--- DATASET Enclosed Below ---

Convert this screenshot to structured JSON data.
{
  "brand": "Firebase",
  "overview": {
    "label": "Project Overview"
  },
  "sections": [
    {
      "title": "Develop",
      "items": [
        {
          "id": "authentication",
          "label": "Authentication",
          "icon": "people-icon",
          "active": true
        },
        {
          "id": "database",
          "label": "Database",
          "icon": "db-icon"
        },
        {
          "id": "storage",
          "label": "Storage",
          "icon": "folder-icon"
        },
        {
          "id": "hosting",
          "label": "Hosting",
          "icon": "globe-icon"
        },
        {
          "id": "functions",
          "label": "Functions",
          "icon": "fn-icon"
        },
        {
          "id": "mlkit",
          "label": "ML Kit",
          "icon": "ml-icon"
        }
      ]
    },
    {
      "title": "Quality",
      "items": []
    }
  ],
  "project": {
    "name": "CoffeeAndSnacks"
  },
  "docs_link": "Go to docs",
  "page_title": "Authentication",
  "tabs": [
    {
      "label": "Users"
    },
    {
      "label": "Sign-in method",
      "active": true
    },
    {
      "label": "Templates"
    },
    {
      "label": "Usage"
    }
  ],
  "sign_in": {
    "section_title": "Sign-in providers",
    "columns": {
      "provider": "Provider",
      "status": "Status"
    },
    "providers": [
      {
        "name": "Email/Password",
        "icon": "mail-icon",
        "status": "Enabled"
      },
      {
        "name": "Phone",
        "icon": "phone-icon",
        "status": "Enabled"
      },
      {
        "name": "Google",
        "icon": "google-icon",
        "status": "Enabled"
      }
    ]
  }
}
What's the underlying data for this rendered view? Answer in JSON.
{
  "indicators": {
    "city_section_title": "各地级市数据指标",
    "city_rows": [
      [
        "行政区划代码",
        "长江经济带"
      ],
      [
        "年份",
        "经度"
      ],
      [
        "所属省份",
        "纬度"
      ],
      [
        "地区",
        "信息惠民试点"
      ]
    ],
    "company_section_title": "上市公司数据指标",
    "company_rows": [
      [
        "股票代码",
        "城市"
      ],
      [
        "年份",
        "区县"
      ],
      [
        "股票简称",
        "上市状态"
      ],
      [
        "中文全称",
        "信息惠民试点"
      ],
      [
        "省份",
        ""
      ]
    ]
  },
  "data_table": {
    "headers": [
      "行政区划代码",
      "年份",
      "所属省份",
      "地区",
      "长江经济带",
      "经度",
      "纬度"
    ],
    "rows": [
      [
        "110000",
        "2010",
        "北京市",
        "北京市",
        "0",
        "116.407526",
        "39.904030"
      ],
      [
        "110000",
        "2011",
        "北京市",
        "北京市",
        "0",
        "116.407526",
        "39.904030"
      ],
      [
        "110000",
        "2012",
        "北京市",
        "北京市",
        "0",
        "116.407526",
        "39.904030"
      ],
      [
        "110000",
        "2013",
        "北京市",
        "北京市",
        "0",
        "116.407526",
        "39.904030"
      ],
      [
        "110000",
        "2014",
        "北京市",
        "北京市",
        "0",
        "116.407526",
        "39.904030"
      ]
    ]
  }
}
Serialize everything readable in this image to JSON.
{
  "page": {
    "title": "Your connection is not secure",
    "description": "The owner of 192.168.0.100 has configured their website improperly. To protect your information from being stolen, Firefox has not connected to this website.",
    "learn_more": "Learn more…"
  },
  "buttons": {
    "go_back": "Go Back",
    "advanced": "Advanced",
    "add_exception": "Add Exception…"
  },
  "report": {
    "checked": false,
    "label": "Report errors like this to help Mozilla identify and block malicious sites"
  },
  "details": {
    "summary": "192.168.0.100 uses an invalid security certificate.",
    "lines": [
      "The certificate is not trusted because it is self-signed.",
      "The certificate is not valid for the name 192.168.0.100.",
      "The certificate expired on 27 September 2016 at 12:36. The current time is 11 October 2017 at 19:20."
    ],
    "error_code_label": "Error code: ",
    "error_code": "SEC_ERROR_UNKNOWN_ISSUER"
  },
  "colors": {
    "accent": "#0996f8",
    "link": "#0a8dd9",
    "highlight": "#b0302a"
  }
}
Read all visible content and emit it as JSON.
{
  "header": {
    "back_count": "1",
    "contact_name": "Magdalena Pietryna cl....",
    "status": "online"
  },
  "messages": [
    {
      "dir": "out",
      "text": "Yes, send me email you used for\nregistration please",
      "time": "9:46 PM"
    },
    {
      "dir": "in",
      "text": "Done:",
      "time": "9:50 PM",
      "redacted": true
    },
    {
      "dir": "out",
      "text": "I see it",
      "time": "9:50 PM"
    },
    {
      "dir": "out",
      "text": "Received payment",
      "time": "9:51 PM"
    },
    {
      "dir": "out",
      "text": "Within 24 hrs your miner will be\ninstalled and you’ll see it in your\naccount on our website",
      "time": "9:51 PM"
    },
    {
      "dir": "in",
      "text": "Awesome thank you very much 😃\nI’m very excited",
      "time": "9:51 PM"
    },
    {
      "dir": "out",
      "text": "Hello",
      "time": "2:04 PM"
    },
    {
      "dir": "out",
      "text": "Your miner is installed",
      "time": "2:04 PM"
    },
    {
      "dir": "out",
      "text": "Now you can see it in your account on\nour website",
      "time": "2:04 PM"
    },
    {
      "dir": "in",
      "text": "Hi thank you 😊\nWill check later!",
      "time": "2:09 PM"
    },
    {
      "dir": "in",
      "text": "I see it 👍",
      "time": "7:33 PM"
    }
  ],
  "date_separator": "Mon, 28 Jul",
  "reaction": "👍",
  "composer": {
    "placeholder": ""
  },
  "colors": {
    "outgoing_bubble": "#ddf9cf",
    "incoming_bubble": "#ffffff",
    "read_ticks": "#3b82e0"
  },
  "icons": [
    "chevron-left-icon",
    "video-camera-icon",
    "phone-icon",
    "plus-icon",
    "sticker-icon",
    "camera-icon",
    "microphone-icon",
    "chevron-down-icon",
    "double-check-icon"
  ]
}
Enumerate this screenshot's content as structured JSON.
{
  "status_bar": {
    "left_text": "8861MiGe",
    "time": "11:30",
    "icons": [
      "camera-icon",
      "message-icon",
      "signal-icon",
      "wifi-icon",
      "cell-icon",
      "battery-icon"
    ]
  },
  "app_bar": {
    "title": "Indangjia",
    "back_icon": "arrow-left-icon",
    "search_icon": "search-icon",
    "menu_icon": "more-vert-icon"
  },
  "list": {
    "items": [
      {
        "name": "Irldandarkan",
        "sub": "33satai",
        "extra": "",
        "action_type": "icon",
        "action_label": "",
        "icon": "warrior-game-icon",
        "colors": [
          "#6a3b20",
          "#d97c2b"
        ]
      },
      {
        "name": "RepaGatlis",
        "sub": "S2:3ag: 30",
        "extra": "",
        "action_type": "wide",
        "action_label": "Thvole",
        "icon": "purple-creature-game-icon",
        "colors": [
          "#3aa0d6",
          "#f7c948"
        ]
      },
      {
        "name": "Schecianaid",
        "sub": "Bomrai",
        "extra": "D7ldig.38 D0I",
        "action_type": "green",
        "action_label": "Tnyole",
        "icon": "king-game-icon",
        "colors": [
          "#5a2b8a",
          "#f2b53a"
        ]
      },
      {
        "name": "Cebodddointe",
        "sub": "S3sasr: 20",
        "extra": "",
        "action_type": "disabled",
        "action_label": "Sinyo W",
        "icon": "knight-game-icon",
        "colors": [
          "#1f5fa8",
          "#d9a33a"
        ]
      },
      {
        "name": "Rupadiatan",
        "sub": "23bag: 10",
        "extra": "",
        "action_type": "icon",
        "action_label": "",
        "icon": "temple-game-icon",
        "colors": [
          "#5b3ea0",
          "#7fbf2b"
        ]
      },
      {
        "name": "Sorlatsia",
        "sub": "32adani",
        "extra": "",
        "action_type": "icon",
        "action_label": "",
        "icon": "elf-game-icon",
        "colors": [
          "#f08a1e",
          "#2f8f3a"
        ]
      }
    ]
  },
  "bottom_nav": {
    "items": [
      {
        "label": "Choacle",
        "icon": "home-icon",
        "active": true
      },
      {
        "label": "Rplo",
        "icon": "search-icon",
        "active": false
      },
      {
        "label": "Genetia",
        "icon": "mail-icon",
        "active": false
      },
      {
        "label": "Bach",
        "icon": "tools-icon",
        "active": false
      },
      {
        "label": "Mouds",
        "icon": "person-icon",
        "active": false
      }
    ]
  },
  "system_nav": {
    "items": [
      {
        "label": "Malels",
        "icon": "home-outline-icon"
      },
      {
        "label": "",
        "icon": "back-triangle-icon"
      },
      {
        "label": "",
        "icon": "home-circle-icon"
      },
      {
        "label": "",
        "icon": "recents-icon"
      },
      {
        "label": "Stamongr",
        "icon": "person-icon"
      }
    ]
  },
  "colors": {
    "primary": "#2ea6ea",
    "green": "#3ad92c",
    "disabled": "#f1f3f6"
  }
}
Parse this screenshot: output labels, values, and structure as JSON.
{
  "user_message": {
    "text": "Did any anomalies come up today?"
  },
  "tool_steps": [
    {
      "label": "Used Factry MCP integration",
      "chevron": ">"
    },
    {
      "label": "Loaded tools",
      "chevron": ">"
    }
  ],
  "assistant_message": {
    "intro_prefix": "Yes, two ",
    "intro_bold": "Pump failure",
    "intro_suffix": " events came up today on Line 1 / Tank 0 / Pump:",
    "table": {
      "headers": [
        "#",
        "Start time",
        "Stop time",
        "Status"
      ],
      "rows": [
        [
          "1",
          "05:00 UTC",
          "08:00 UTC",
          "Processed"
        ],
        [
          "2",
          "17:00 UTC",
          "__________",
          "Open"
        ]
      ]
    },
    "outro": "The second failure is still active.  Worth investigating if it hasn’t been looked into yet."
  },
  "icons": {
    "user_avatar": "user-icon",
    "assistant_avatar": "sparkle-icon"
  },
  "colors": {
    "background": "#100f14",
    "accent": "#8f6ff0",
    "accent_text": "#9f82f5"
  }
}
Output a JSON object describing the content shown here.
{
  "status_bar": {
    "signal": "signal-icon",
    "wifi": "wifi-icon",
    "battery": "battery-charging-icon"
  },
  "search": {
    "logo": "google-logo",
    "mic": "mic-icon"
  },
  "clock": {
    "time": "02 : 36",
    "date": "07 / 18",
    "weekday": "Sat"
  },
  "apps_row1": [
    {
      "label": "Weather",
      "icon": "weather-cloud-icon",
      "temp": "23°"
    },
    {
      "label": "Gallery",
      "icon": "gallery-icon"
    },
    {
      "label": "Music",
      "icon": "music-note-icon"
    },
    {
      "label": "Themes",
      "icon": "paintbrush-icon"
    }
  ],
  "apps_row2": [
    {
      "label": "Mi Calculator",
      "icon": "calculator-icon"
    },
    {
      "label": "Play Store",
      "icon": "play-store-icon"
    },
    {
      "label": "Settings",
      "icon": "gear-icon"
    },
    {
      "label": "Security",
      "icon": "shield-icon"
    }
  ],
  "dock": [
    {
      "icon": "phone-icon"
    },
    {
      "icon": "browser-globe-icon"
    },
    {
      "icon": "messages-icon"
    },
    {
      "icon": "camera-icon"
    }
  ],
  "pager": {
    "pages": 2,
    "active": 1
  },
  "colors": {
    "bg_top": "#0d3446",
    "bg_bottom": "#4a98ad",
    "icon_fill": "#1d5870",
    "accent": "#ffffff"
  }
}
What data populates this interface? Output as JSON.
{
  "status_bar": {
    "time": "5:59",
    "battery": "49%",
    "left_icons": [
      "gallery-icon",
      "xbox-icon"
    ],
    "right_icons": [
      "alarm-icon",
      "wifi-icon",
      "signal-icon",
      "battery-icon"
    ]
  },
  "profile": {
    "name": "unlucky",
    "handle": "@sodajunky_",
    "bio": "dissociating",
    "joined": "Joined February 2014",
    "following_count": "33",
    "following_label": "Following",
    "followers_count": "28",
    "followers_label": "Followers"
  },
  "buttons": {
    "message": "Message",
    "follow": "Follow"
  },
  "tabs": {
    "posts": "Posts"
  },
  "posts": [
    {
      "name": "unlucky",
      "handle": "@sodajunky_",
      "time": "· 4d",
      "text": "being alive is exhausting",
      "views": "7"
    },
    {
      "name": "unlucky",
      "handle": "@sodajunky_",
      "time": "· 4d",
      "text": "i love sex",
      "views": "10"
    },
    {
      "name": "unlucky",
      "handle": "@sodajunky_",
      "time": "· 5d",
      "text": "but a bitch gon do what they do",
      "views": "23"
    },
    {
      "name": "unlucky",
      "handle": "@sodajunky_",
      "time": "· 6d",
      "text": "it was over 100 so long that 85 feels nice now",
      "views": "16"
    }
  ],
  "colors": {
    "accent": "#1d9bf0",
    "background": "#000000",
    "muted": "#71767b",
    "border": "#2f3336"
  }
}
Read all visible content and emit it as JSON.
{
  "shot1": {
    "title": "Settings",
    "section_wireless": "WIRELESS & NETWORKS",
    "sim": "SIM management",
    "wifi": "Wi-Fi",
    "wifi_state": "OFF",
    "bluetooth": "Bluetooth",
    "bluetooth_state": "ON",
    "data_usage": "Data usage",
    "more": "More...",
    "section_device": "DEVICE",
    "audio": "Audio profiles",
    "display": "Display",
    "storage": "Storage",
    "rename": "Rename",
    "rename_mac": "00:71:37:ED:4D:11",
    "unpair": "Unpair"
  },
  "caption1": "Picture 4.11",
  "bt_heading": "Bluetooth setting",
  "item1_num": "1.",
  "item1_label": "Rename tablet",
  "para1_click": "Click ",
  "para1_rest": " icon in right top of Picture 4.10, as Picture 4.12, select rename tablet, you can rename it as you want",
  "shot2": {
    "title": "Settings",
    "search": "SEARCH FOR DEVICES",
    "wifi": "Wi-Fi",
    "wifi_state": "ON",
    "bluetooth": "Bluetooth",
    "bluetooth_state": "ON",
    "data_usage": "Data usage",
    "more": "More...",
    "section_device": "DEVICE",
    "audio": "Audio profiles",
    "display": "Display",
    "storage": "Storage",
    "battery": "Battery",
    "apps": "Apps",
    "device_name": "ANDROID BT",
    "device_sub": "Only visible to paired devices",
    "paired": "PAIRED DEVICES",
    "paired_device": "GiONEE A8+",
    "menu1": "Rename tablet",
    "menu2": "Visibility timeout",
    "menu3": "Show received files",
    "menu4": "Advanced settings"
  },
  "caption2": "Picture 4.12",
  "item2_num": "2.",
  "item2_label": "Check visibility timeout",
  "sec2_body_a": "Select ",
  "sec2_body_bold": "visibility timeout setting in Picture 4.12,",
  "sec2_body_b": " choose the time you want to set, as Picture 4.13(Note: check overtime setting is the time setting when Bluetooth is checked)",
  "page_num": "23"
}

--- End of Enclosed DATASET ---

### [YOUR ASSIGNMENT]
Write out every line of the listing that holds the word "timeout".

### [RESPONSE TO THE TASK]
    "menu2": "Visibility timeout",
  "item2_label": "Check visibility timeout",
  "sec2_body_bold": "visibility timeout setting in Picture 4.12,",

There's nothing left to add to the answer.